There are an estimated 136,000 people living on conditions of modern slavery un the United Kingdom (Global Slavery Index 2018). According to the 2017 annual figures provided by the National Crime Agency, 5, 145 potential victims of modern slavery were referred through the National Referral Mechanism in 2017, of whom 2,454 were female, 2688 were male and 3 were transgender, with 41% of all referrals being children at the time of exploitation. People are subjected to slavery in the UK in the form of domestic servitude, labour exploitation, organ harvesting and sexual exploitation, with the largest number of potential victims originating from Albania, China, Vietnam and Nigeria. This data however does not consider the unknown numbers of victims that are not reported.
Mo was living in Myanmar (Burma) when he was forced to leave after the persecution of Muslim people. He was staying in a refugee camp with his family which he describes as a ‘prison’. After running away he travelled by lorry to the UK. He was put in to a house and forced to work in a restaurant for little pay and no days off. Mo is now in a safe house, waiting for his passport and papers to be able to work.
Running, running, running, running. Half life is gone like running. Still now I am running. Sometimes like it’s like… I don’t accept this life running, running, running and you’re stuck. In this country everybody say freedom but we have no freedom, you know?
We have no freedom like, I don’t accept this life.
Burma, I was born in Burma, Myanmar, six years I stayed in Burma and after like, they were killing Muslim people. Burmese people don’t like Muslim people. And they tried to kill everybody, so everybody ran away. Then I came with my family to Bangladesh because Bangladesh and Burma are very close. So, then we stayed in a refugee camp there. And I was living there like eight years.
When I was fourteen years like jumping like run away. Camp? Oh my God…it’s like, good for a prison, honest. It’s like: one bedroom, a small bedroom. You’re living with your: father, mother, sister. And you have to do your cooking in the same place.
They give you something to do like cleaning like you have to clean the garden. You brush the field, you know. And if you don’t do it… like, they will torture your body. They will torture your body and if you make anything bad, they will torture your body.
Yeah, I did run away.
Because I think if they shoot me it’s good for me. Because I spend every day… it’s like… very hard, you know?
No food, one room, no freedom, no life…then I would run away. Then I have no choice, honestly yeah.
Then I came here, like, by lorry. One month I travelled you know? By lorry I came into this country like hiding. Then they put me in to one house like… two years I put up with that I was like… cleaning, cooking, serving, moving…everything like…
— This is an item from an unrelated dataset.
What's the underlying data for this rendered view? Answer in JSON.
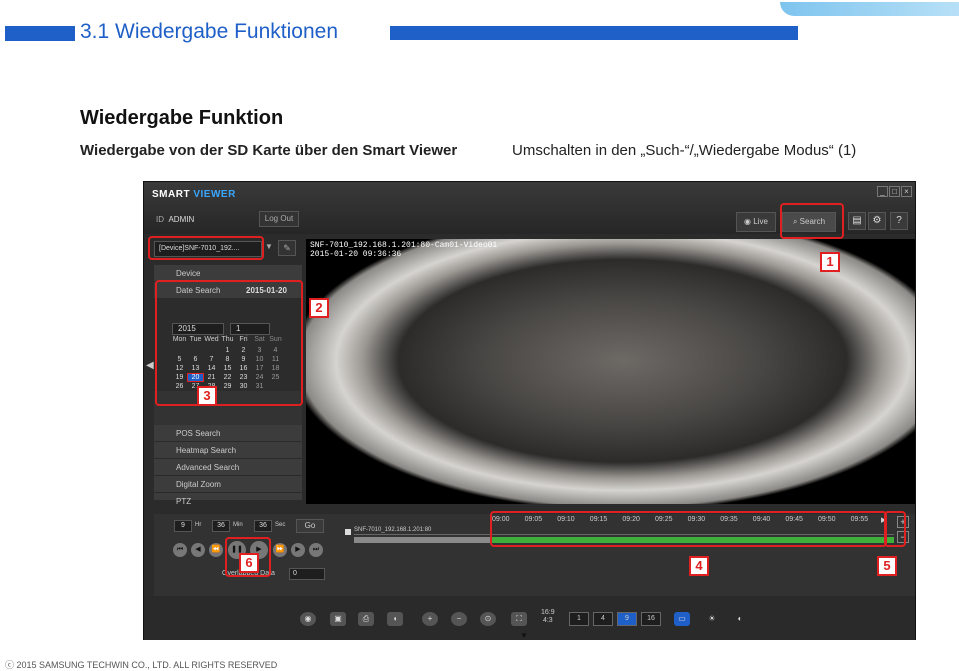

Then after two years I finished, they put me in to a restaurant. So, I worked in the restaurant for two weeks and after I saw that they only paid me twenty pounds for two weeks with no day off.
Everyday, like twelve to fourteen hours. We were paid for 96-98 hours of work. They only paid twenty pounds. I didn’t know the regulation. I didn’t have a passport, I didn’t have any papers. I couldn’t speak English.
I’ve always enjoyed it. When I am cooking, I will be singing and dancing. The future actually is like waiting I tell you. Waiting for my passport, and my papers. If my passport comes, I can work, and I can go to Bangladesh looking for my family.
Narrative provided by As Seen from the Sidecar